The awards section of the U.S. headquarters “frequently lost awards, had unreliable processes and employed inadequate tracking systems,” the inspector general’s office said in its letter. “These weaknesses likely contributed to its failure to both promptly forward the recommendation . . . and accurately track and report its status as a priority action.”

Moreover, the letter didn’t address discrepancies between the inspector general’s findings and the 2011 internal inquiry, which uncovered evidence that a Distinguished Service Cross packet was improperly substituted for Swenson’s Medal of Honor file after the review by Petraeus.

Pentagon regulations limit commanders to three options: recommending that a Medal of Honor nomination be approved, recommending disapproval or recommending that it be downgraded to a lesser award. The nomination files then must be forwarded up the command chain for consideration by their superiors.

Only the president can approve a Medal of Honor nomination.

Email: jlanday@mcclatchydc.com; Twitter: @JonathanLanday

Read more World Wires stories from the Miami Herald

  •  
A worker for the Afghan election commission office unloads ballot boxes in Herat Province, west of Kabul, Afghanistan, Sunday, April 20, 2014. New partial results in Afghanistan's presidential election released Sunday show candidate Abdullah Abdullah is still the front-runner, though a runoff election looks likely.

    Afghan election commission delays vote results

    Afghanistan's election commission has delayed a planned release of full results from the April 5 presidential election to allow for recounts and audits.

  •  
An off-duty helmsman Oh Yong-seok of the sunken ferry Sewol speaks on a bed at Mokpo Hankook Hospital where he gets treatment for minor injuries in Mokpo, South Korea, Saturday, April 19, 2014. “He (the ship's Capt. Lee Joon-seok) was generous, a really nice guy,” Oh , a 57-year-old helmsman, said of the boss who always asked about his wife and kids and was happy to dispense personal and professional advice.

    Captain who left doomed ferry had 40 years at sea

    A colleague calls Capt. Lee Joon-seok the nicest person on the ship. Yet there he was, captured in video on the day his ferry sank with hundreds trapped inside, being treated onshore after allegedly landing on one of the first rescue boats.

  •  
In this picture taken early Sunday, April 20, 2014, Saleh Zawaraa, 28, lies on a stretcher as a Lebanese Red Cross volunteer covers him with a blanket after his 12-hour journey from the Syrian village of Beit Jinn, near the Israeli-occupied Golan Heights, and over the 2,814-meter (9,232-foot) high Mount Hermon (Jabal el-Sheikh),into the town of Chebaa in southeast Lebanon.
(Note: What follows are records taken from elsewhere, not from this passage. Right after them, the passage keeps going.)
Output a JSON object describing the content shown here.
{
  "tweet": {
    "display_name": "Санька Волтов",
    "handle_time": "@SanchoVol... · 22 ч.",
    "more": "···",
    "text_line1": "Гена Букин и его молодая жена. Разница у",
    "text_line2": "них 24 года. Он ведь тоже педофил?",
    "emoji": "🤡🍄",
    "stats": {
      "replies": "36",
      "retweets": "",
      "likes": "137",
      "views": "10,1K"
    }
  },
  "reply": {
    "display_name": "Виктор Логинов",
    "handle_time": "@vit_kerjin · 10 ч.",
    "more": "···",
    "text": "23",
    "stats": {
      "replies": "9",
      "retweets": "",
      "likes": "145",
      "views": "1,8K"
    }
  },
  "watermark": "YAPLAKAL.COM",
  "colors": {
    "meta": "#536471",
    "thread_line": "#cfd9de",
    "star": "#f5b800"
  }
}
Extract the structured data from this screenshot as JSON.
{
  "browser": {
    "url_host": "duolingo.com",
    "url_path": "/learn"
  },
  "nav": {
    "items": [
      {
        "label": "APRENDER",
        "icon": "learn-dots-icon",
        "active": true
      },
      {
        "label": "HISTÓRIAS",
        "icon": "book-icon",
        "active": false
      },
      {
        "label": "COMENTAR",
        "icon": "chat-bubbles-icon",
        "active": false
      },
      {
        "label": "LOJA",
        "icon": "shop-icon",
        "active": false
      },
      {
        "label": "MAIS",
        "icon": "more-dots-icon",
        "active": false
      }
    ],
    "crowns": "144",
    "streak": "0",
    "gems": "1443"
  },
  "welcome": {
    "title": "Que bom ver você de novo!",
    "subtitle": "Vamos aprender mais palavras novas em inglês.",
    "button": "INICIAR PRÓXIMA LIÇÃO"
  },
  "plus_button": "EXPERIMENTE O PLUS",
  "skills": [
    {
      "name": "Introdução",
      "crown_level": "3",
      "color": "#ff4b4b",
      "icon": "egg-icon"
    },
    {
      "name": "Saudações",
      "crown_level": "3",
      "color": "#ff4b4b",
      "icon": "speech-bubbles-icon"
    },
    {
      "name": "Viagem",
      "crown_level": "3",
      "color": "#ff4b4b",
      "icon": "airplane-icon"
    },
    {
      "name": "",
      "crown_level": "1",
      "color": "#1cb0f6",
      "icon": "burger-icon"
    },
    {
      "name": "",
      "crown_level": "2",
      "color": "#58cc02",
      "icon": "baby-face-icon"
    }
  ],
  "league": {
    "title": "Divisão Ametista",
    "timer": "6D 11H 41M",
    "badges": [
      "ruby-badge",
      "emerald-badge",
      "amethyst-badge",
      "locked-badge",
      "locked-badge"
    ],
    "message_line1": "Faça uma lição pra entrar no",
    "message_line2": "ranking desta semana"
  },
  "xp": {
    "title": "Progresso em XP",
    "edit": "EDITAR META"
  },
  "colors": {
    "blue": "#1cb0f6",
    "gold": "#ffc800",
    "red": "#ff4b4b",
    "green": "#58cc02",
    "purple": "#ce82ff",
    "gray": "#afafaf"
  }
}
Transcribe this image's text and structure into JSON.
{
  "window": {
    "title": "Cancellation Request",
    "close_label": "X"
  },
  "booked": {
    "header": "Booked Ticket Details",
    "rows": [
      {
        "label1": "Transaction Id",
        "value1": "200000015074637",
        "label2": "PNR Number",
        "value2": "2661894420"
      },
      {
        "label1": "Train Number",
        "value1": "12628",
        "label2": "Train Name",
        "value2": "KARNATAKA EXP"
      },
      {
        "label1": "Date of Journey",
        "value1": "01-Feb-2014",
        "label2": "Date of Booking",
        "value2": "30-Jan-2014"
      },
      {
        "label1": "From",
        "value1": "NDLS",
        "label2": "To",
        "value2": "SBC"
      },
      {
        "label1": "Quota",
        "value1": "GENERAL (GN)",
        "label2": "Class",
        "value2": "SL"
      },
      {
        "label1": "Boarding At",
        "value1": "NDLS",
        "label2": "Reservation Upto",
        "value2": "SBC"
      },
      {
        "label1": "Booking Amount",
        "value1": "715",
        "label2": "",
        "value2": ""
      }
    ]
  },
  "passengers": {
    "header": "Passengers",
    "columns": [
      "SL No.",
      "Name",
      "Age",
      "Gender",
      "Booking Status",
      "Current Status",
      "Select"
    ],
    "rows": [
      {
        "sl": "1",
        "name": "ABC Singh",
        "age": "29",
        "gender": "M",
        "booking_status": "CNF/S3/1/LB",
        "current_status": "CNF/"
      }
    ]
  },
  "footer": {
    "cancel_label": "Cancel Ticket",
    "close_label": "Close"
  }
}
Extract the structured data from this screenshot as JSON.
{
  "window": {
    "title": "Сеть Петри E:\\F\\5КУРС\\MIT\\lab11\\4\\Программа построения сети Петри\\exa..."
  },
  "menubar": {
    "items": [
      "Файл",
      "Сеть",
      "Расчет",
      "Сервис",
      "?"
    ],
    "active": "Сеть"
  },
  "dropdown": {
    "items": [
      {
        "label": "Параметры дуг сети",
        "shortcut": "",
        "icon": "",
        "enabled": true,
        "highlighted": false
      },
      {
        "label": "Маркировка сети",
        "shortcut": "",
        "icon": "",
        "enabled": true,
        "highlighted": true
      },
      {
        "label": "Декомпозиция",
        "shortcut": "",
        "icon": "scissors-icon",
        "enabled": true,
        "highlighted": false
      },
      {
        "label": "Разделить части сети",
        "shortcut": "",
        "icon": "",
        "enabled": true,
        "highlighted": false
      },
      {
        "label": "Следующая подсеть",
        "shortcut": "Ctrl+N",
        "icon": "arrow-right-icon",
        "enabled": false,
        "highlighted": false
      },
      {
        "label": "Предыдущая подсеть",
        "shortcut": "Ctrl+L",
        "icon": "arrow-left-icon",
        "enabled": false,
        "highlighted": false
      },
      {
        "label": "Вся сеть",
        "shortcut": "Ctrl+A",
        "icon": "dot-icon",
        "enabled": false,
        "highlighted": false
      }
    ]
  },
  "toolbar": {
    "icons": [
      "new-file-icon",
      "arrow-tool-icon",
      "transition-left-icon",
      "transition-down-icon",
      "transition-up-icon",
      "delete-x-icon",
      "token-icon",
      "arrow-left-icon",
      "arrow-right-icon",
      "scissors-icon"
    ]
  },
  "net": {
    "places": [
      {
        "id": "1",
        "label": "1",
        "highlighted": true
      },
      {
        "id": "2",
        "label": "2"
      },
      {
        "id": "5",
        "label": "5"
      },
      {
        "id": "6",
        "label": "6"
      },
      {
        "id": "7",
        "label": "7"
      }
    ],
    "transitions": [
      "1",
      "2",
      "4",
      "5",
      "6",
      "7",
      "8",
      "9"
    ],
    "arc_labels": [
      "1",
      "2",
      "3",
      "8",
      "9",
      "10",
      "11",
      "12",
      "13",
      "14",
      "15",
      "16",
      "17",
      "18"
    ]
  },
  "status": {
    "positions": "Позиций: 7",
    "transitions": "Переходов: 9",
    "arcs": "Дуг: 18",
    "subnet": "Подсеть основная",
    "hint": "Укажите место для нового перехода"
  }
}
Saleh said he was hit by a tank shell outside of Beit Jinn while trying to bring bread into the village.

    AP PHOTOS: Syrians on treacherous trek to safety

    As the late-day sun slipped behind the mountains in front of them, a ragtag group of around a dozen Syrians desperate to flee their country's bloody civil war set off on their treacherous nighttime trek across the rugged frontier into neighboring Lebanon.

Miami Herald

Join the
Discussion

The Miami Herald is pleased to provide this opportunity to share information, experiences and observations about what's in the news. Some of the comments may be reprinted elsewhere on the site or in the newspaper. We encourage lively, open debate on the issues of the day, and ask that you refrain from profanity, hate speech, personal comments and remarks that are off point. Thank you for taking the time to offer your thoughts.

The Miami Herald uses Facebook's commenting system. You need to log in with a Facebook account in order to comment. If you have questions about commenting with your Facebook account, click here.

Have a news tip? You can send it anonymously. Click here to send us your tip - or - consider joining the Public Insight Network and become a source for The Miami Herald and el Nuevo Herald.

Hide Comments

This affects comments on all stories.

Cancel OK

  • Marketplace

Today's Circulars

  • Quick Job Search

Enter Keyword(s) Enter City Select a State Select a Category